Patients with asthma and COPD commonly use inhaled drugs. The 3 types of currently available devices for inhaled therapy (Metered-dose inhaler, dry powder inhaler, and nebulizer) are clinically equivalent. However, since many different inhalers are available for inhaled therapy, the choice of the delivery device is important for optimizing the results of aerosol therapy. Read More
Respir Care 2005 Oct;50(10):1331-4; discussion 1344-5
Division of Pulmonary, Critical Care, and Environmental Medicine, Department of Internal Medicine, University of Missouri-Columbia, 65212, USA.
Pressurized metered-dose inhalers (pMDIs) are commonly employed for administering bronchodilator aerosols to mechanically ventilated patients. Although it is feasible to employ dry powder inhalers in ventilator circuits, the presence of humidity in the ventilator circuit could reduce their efficiency. A complex array of factors influence drug delivery from pMDIs during mechanical ventilation, and subtle differences in the method of administration can markedly alter aerosol deposition in the lower respiratory tract. Read More
Respir Care 2005 Oct;50(10):1360-74; discussion 1374-5
Aerogen, Mountain View, California 94943, USA.

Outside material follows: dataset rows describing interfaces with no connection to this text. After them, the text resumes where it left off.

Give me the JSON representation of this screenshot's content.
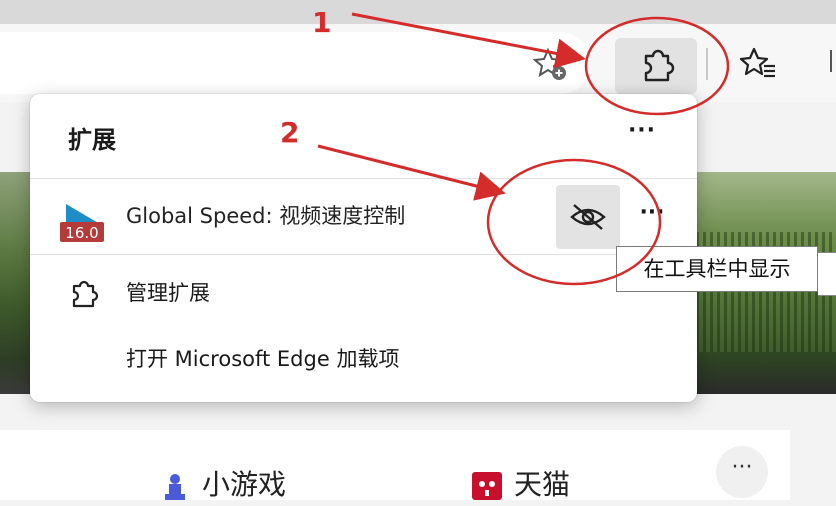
{
  "toolbar": {
    "add_favorite_icon": "star-plus-icon",
    "extensions_icon": "puzzle-icon",
    "favorites_icon": "star-list-icon"
  },
  "extensions_popup": {
    "title": "扩展",
    "more_label": "···",
    "extension": {
      "name": "Global Speed: 视频速度控制",
      "badge": "16.0",
      "row_more_label": "···",
      "visibility_icon": "eye-slash-icon"
    },
    "manage_label": "管理扩展",
    "open_addons_label": "打开 Microsoft Edge 加载项"
  },
  "tooltip": {
    "text": "在工具栏中显示"
  },
  "quick_links": [
    {
      "label": "小游戏"
    },
    {
      "label": "天猫"
    }
  ],
  "card_more_label": "···",
  "annotations": {
    "step1": "1",
    "step2": "2",
    "color": "#d42b2b"
  }
}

Patient education is a critical factor in the use and misuse of medication inhalers. Inhalers represent advanced technology that is considered so easy to use that many patients and clinicians do not receive adequate training in their use. Between 28% and 68% of patients do not use metered-dose inhalers or powder inhalers well enough to benefit from the prescribed medication, and 39-67% of nurses, doctors, and respiratory therapists are unable to adequately describe or perform critical steps for using inhalers. Read More